The design process has to start with validating the basis for decisions
When starting a new project there is a massive spread of potential solutions and it is the job of the designer to narrow down the field until a feasible series of steps for production emerges.
It is important to set a clear direction to refer to whenever there are outstanding questions. In this project the rough goals are:
- Draw an image on a flat surface
- By hanging from two points
- Using common materials
- And being easy to use
Much of the initial code and feasability comes from how straightforward their guides are
There are an enormous number of ways the project goals can be fufilled. By making high level intuitive decisions the decision space can be reduced to a more tractable level. Pinning an idea down can be difficult and by evoking the metaphor of jamming pins into an insect we can
- Build the parts using a 3d printer to allow rapid prototyping and more flexible geometry
- Use stepper motors to control the position of the plotter - readily available, accurate, and widely utilized
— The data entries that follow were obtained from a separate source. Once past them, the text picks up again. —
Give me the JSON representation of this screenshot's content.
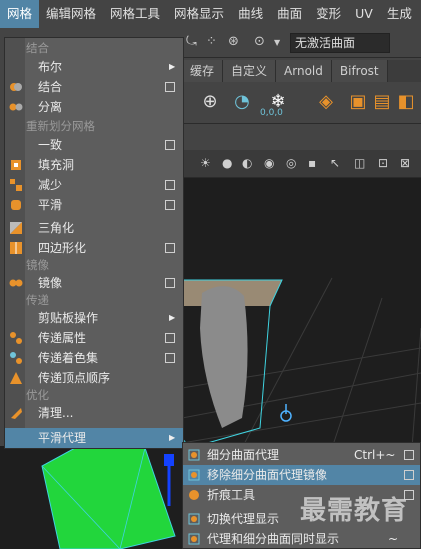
{
  "menubar": {
    "items": [
      "网格",
      "编辑网格",
      "网格工具",
      "网格显示",
      "曲线",
      "曲面",
      "变形",
      "UV",
      "生成"
    ]
  },
  "toolbar": {
    "no_active_surface": "无激活曲面"
  },
  "shelf_tabs": [
    "缓存",
    "自定义",
    "Arnold",
    "Bifrost"
  ],
  "shelf_icon_label": "0,0,0",
  "mesh_menu": {
    "sections": {
      "combine": "结合",
      "remesh": "重新划分网格",
      "mirror": "镜像",
      "transfer": "传递",
      "optimize": "优化"
    },
    "items": {
      "boolean": "布尔",
      "combine": "结合",
      "separate": "分离",
      "conform": "一致",
      "fill_hole": "填充洞",
      "reduce": "减少",
      "smooth": "平滑",
      "triangulate": "三角化",
      "quadrangulate": "四边形化",
      "mirror": "镜像",
      "clipboard": "剪贴板操作",
      "transfer_attributes": "传递属性",
      "transfer_shading_sets": "传递着色集",
      "transfer_vertex_order": "传递顶点顺序",
      "cleanup": "清理...",
      "smooth_proxy": "平滑代理"
    }
  },
  "submenu": {
    "subdiv_proxy": "细分曲面代理",
    "subdiv_proxy_shortcut": "Ctrl+~",
    "remove_subdiv_mirror": "移除细分曲面代理镜像",
    "crease_tool": "折痕工具",
    "toggle_proxy_display": "切换代理显示",
    "both_proxy_display": "代理和细分曲面同时显示",
    "both_proxy_shortcut": "~"
  },
  "watermark": "最需教育",
  "colors": {
    "menu_bg": "#5d5d5d",
    "highlight": "#5285a6",
    "viewport_bg": "#1e1e1e",
    "green_mesh": "#22d63c",
    "cyan_wire": "#3fd3e0"
  }
}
- Use a timing belt to hang the plotter - accurate, tough, widely available
- Spool the belts internally - more self contained, cleaner aesthetic
- Program motion using an esp32 - allows wireless connectivity, familiarity from past projects, have on hand
- Target expo whiteboard markers - they're the largest marker, very common, and narrower drawing implements can be shimmed to fit
One lofty goal for the project is to eventually productize, resulting in an initial higher complexity in order to experiment with more risky design options. Target the most risky part of the project first to bring predictability to the rest of the project as soon as possible.
In addition the wireless connectivity of the esp32 means an app can be added to smartphones in order to control the plotter.
This design uses the weight of the plotter to force the motors against the spools. Since there will be a decent amount of force involved some skateboard bearings are added.
The skateboard bearings (or more specifically 608-2RS) have a 22mm outside diameter and an 8mm inside diameter.
Rather than assume those exact measurements a quick test print was made to check the fit of a 7.95mm, 8.00mm, and 8.05mm inner shaft, and a 21.95mm, 22.00mm, and 22.05mm outer seat.
As it turns out a 8.05mm and 22.00mm sleave was the best option, the print was updated to match
Taking this information a rough print was started overnight ready to be tested in the morning
Stay tuned for more updates!